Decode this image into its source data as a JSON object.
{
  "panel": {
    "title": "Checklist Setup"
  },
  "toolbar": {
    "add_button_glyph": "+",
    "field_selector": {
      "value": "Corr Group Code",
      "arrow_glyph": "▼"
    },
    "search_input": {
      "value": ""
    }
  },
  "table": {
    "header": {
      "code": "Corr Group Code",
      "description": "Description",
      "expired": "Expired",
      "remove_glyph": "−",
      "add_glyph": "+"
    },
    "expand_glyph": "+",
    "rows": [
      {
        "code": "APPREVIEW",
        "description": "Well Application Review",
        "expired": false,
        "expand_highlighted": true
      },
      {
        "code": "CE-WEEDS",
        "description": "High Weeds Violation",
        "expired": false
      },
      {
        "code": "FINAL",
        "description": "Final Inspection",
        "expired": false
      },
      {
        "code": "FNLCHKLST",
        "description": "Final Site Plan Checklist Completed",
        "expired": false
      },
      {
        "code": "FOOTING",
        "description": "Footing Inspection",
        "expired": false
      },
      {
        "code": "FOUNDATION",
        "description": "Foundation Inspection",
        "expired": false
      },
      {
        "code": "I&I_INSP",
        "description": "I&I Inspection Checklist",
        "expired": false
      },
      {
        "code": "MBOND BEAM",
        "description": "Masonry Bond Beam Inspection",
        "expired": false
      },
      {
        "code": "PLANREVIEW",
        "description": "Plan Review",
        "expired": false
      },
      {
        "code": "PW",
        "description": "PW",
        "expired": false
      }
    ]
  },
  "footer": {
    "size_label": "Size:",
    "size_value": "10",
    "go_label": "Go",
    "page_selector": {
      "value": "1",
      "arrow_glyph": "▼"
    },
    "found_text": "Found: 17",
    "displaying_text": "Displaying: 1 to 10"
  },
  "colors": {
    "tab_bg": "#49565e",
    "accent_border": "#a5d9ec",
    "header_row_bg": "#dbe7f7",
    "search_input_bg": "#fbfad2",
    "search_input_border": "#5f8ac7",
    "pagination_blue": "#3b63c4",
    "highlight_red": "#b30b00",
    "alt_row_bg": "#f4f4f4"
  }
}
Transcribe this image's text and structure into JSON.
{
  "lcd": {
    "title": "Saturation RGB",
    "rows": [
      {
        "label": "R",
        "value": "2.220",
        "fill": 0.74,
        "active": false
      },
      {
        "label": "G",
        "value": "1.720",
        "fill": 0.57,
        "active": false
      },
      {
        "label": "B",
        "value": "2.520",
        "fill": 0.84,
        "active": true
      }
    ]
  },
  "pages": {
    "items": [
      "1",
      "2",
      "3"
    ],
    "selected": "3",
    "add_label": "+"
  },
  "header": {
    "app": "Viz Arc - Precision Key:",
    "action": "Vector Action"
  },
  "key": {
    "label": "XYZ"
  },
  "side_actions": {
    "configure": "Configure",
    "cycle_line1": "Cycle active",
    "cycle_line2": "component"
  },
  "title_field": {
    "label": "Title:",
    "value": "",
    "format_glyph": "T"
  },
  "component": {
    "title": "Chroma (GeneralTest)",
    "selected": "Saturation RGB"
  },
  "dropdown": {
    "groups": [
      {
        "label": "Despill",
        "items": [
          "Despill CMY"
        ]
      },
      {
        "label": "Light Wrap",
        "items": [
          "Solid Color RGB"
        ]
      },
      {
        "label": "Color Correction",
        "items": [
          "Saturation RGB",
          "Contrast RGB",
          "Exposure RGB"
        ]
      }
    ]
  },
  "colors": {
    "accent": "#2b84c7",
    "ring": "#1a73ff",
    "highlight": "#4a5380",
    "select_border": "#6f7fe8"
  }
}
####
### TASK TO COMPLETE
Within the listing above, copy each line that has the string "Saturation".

### RESULT BELOW
    "title": "Saturation RGB",
    "selected": "Saturation RGB"
          "Saturation RGB",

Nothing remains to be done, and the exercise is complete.